#### ASSIGNMENT:
Please list all lines of the material below in which the string "icon" occurs.

# # #

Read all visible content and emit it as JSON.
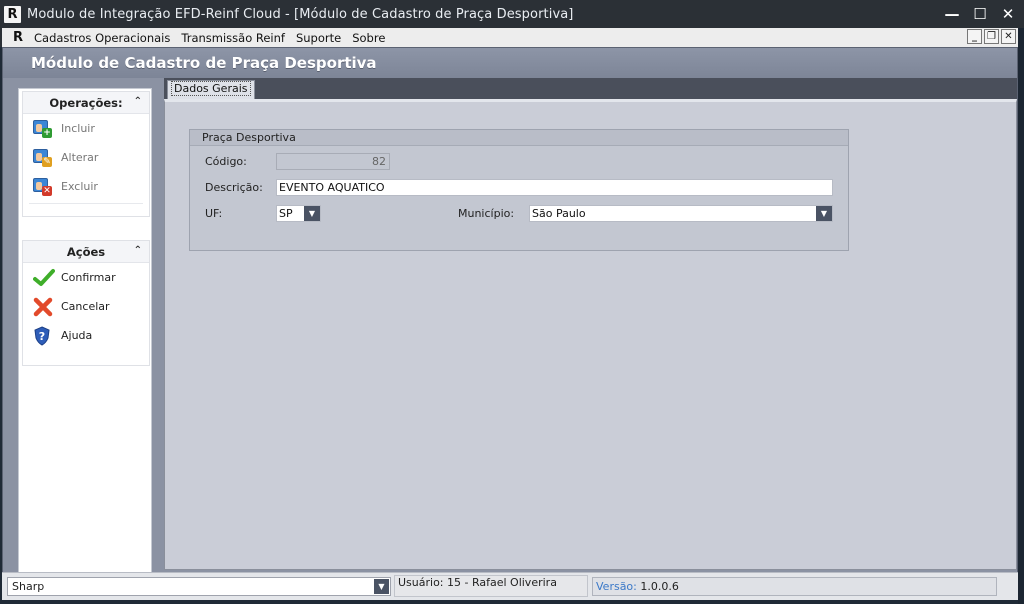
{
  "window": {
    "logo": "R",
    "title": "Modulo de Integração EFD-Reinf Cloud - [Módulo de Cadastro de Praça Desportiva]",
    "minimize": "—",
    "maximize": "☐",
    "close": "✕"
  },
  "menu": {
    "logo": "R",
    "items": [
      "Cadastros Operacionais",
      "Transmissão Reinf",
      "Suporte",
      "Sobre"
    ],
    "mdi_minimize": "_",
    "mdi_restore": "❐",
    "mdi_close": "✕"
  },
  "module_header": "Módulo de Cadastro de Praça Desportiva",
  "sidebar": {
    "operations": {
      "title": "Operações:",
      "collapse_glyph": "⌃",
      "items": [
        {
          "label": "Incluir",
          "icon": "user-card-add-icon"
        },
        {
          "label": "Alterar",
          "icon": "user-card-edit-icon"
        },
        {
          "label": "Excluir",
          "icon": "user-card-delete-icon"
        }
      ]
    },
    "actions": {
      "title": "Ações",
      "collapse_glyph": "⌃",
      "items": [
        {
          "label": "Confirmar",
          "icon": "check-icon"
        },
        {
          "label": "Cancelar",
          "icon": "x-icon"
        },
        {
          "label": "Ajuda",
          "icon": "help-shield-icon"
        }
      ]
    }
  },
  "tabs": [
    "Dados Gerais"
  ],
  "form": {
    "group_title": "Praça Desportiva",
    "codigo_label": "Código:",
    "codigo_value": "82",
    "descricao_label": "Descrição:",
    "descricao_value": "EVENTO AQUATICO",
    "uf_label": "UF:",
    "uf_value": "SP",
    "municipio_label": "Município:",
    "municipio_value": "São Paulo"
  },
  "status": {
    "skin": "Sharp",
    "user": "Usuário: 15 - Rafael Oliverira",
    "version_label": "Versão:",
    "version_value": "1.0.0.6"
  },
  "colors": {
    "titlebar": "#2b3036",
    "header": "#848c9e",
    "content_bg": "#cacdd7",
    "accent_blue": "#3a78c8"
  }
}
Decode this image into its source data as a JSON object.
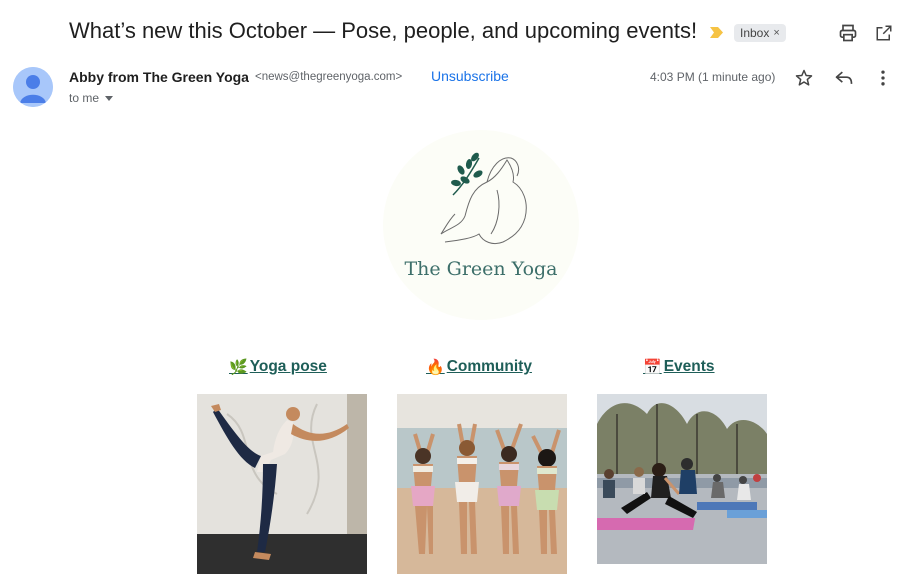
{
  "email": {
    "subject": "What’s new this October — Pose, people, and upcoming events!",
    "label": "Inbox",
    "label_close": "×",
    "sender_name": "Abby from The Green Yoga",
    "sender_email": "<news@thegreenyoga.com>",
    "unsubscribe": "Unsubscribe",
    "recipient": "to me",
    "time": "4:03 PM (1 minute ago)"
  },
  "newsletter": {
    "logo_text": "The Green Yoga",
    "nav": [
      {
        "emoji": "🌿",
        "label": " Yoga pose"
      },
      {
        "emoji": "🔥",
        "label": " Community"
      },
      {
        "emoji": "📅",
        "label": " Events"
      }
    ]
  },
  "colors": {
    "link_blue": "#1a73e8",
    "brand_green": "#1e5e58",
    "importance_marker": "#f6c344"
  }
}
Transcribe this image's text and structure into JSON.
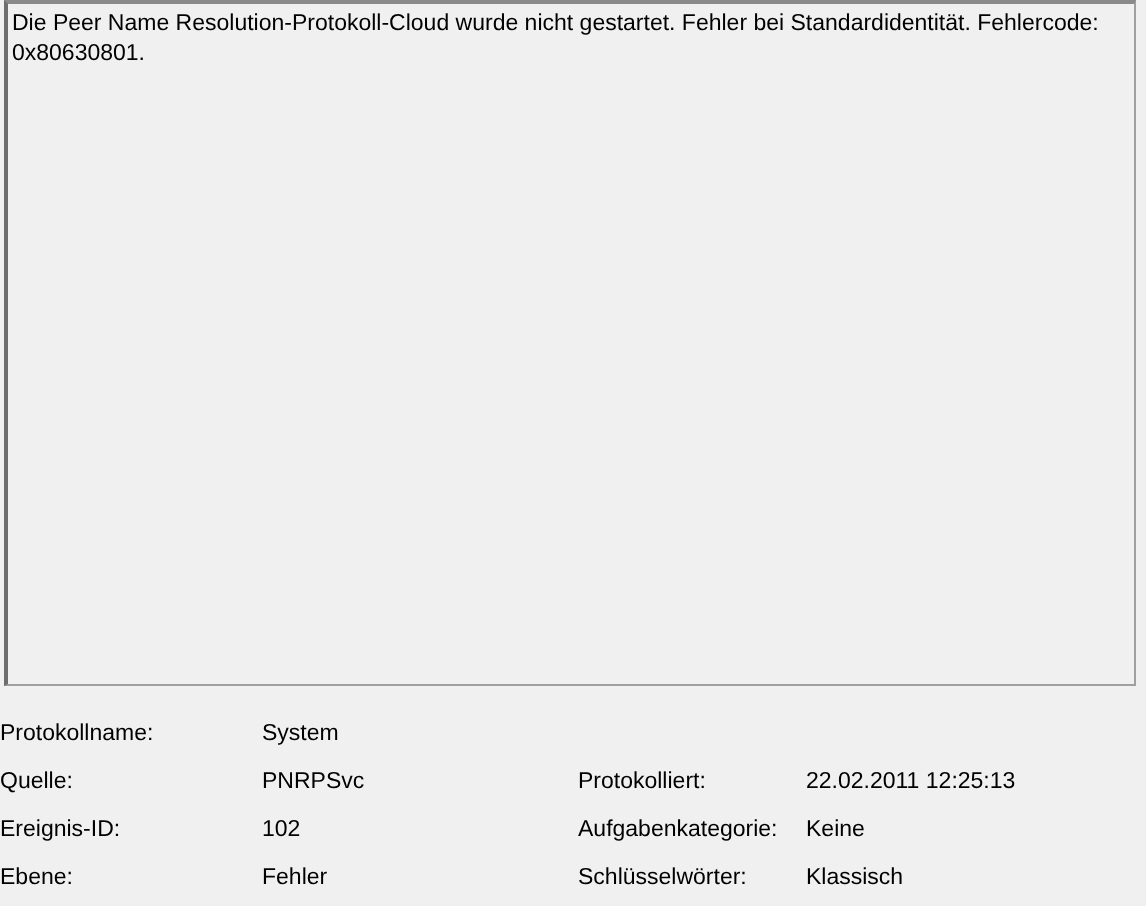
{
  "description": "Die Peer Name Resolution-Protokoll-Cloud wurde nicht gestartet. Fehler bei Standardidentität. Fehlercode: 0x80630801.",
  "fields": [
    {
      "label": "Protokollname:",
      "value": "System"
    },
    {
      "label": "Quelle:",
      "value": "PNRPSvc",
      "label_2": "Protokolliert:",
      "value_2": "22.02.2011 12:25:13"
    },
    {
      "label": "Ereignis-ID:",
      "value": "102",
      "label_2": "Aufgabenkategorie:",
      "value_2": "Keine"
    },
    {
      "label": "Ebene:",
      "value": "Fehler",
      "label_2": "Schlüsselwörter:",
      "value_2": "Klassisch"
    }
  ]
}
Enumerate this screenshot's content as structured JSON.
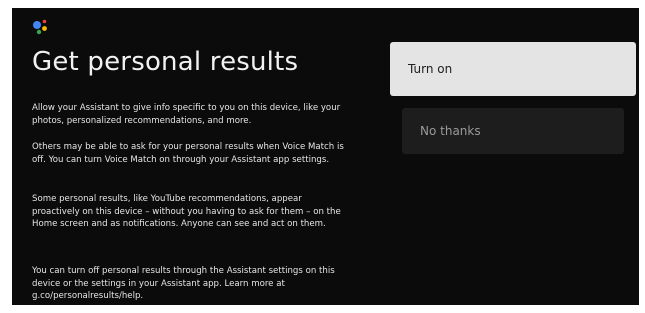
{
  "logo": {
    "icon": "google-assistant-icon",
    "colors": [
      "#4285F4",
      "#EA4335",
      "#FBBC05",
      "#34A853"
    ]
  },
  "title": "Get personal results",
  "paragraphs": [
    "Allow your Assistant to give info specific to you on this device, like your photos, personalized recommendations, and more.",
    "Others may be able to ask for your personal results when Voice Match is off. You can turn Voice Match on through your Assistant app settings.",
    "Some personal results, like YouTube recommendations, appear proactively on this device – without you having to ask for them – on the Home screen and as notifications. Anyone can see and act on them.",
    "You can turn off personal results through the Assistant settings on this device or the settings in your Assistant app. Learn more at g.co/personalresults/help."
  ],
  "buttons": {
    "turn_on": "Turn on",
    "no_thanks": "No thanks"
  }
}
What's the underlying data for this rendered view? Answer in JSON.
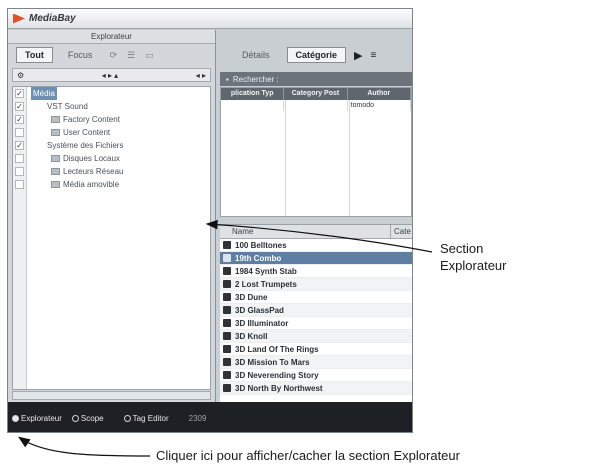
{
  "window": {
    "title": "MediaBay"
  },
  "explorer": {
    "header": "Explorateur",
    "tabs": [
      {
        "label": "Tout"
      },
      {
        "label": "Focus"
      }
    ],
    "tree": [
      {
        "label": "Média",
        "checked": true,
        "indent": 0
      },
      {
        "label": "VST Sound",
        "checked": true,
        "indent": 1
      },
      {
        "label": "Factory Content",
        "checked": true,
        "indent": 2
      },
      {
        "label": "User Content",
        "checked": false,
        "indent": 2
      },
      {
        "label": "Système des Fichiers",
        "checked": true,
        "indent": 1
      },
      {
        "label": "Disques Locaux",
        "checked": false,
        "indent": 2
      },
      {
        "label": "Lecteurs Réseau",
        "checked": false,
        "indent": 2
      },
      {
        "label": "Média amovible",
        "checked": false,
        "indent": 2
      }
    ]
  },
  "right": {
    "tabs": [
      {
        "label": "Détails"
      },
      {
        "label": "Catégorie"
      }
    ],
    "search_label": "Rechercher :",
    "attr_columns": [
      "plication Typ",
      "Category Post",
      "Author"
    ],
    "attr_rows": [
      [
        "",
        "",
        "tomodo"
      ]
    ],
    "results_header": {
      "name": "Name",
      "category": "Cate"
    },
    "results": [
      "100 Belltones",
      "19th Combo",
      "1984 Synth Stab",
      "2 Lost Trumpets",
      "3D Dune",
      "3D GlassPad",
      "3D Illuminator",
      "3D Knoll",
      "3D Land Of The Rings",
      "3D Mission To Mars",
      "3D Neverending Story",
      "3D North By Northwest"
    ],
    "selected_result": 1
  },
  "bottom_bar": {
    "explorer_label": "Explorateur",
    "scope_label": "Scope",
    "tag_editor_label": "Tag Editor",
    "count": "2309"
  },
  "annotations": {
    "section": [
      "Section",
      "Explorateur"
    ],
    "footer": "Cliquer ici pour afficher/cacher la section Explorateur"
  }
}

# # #

#### EXERCISE SOLUTION:
          "icon": "user-card-add-icon"
          "icon": "user-card-edit-icon"
          "icon": "user-card-delete-icon"
          "icon": "check-icon"
          "icon": "x-icon"
          "icon": "help-shield-icon"
    "icon": "google-assistant-icon",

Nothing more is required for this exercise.